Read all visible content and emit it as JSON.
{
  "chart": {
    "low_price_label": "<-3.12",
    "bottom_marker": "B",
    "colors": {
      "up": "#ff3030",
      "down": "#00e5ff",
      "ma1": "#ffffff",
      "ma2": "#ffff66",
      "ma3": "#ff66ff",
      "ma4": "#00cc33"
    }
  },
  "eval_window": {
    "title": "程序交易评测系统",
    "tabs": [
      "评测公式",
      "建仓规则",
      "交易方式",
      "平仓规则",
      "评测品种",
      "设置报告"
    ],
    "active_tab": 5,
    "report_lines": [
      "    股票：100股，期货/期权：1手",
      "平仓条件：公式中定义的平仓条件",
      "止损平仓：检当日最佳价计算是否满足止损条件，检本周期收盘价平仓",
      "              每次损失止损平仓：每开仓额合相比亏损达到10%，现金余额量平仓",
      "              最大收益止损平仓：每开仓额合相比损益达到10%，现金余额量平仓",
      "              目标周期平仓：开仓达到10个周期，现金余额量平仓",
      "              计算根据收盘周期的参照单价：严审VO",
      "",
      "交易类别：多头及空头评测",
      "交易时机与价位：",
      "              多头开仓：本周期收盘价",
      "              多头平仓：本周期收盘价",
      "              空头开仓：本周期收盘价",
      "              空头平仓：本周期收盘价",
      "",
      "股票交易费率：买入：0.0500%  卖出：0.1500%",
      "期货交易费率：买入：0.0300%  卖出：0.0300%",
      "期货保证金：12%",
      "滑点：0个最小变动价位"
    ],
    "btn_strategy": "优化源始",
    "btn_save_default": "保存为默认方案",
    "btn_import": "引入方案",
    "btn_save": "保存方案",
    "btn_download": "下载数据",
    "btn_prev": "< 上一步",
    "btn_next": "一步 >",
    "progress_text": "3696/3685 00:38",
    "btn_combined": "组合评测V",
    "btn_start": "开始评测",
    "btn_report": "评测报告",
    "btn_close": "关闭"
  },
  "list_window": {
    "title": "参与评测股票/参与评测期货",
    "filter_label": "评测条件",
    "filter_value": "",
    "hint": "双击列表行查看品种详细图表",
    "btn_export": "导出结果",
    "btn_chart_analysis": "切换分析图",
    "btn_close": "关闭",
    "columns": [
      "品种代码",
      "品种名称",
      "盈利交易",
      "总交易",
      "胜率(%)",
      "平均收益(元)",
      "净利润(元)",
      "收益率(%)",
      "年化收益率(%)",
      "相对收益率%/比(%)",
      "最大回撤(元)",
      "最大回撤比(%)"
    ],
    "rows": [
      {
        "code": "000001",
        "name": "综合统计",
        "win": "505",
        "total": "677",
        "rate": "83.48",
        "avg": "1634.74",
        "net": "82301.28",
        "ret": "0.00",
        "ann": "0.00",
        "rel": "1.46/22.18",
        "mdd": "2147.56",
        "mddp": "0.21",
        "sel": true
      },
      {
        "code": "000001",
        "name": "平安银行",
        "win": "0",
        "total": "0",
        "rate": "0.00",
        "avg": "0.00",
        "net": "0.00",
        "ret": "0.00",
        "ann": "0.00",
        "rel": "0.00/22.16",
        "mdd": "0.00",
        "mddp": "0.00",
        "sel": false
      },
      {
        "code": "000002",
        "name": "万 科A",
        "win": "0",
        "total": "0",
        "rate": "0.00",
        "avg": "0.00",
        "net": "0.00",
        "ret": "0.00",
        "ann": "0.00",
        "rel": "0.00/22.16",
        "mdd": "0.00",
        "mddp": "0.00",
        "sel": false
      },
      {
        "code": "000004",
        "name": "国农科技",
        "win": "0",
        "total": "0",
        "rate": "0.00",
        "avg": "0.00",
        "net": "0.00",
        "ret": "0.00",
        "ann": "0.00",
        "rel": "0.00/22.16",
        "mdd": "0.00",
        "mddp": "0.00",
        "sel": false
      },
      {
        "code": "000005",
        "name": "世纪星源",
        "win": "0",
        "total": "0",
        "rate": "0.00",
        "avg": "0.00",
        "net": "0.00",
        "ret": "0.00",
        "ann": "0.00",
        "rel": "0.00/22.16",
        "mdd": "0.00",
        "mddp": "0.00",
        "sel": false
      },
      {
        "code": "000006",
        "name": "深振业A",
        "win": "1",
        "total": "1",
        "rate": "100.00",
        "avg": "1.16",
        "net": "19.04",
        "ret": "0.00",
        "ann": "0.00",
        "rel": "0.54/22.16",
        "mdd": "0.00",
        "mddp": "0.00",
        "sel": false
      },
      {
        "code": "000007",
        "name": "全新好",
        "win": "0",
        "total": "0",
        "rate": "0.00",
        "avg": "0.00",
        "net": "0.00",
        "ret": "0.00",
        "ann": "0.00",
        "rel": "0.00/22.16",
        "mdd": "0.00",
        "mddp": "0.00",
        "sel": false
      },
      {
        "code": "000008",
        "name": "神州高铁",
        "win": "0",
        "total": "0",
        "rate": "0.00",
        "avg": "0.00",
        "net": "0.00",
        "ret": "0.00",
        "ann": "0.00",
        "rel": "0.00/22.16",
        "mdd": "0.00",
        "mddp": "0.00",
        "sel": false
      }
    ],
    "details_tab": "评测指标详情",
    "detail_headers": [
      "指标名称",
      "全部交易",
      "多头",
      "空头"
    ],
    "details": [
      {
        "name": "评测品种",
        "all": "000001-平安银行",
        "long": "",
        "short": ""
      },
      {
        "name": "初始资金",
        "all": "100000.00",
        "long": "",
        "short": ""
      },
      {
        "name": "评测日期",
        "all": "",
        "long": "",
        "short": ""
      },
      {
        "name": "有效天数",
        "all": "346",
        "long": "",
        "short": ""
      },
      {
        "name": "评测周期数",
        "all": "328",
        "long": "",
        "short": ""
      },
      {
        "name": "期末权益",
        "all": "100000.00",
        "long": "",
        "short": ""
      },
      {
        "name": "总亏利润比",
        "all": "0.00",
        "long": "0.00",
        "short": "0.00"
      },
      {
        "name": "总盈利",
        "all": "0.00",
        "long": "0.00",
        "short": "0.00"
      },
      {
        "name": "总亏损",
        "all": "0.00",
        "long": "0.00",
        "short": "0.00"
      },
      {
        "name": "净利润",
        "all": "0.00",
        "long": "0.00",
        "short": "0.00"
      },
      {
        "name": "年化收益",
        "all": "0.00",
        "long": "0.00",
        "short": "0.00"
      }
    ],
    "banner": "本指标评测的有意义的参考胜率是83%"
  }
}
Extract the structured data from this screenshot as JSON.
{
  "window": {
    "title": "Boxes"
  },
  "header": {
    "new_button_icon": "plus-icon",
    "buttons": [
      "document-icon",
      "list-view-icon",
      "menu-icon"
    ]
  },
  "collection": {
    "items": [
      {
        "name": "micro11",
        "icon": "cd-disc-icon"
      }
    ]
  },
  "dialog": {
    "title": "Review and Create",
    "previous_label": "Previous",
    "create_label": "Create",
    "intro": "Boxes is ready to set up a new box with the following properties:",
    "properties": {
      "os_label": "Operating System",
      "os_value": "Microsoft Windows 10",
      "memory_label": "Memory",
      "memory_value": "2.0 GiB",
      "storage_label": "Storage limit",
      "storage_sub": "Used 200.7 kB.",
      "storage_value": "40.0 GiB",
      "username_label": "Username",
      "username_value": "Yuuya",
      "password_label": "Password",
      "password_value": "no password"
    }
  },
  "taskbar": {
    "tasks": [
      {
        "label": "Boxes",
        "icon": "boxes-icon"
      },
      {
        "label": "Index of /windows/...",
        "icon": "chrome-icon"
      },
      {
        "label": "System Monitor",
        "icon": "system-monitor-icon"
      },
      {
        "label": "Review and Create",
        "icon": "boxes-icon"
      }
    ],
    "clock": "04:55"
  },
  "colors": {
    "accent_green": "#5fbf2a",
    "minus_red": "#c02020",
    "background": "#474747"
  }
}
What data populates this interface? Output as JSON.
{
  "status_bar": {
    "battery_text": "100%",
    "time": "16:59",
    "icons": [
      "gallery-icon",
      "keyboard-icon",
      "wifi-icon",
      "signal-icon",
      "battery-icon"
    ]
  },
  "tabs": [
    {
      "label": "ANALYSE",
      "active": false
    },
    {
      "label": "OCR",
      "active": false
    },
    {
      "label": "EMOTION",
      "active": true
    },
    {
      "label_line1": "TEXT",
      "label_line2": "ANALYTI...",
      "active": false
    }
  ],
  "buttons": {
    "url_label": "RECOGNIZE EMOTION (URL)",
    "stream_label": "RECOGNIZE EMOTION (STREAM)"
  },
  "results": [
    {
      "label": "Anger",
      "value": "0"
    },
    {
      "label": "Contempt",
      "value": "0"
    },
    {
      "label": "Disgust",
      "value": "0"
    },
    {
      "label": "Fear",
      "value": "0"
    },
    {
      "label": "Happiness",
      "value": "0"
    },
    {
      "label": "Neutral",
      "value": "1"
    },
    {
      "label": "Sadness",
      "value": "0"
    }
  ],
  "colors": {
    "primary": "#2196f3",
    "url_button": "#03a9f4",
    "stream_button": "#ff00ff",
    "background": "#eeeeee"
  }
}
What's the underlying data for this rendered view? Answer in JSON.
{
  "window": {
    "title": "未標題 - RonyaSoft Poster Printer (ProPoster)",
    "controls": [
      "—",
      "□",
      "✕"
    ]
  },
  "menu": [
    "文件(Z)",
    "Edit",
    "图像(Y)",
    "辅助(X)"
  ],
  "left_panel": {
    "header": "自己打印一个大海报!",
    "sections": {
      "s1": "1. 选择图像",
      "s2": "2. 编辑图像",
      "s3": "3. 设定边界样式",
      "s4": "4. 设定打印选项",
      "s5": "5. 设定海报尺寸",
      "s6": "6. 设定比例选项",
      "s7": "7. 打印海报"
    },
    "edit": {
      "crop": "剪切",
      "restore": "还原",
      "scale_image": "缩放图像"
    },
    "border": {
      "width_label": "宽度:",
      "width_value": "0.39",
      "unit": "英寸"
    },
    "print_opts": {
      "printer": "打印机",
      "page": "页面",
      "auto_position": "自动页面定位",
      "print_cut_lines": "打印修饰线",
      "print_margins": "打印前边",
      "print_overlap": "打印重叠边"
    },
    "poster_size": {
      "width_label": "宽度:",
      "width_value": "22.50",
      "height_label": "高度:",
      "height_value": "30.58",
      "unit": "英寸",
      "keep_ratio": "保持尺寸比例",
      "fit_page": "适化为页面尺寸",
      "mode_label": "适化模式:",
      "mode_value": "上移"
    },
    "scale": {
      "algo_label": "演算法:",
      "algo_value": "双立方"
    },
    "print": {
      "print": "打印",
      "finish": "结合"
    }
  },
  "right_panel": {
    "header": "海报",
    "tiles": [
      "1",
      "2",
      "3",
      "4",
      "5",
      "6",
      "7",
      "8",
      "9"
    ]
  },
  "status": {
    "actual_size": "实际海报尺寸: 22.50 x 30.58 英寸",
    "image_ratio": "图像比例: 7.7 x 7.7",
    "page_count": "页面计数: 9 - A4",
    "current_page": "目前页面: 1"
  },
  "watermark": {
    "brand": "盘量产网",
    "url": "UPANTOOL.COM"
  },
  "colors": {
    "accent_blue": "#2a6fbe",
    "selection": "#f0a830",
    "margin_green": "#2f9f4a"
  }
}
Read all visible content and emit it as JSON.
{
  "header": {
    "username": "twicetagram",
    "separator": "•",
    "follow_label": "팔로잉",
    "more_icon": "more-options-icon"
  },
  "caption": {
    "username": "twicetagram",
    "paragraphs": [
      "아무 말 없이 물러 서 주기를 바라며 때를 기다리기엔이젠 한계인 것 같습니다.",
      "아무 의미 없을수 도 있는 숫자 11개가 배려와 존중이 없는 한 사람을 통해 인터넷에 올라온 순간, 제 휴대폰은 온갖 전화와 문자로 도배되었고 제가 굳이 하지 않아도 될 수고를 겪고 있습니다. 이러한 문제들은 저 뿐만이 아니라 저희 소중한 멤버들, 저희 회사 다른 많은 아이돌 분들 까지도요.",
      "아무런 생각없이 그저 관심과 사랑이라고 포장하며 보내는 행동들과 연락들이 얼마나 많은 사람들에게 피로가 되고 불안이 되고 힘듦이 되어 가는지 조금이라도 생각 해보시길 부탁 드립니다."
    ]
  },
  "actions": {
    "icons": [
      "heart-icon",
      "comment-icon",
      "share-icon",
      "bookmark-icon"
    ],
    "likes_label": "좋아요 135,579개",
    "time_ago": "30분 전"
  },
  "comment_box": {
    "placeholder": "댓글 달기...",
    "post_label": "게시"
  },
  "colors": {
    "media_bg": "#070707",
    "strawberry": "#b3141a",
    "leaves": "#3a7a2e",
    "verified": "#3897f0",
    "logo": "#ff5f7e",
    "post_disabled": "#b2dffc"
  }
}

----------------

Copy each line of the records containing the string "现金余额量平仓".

§ **Result for this task**
      "              每次损失止损平仓：每开仓额合相比亏损达到10%，现金余额量平仓",
      "              最大收益止损平仓：每开仓额合相比损益达到10%，现金余额量平仓",
      "              目标周期平仓：开仓达到10个周期，现金余额量平仓",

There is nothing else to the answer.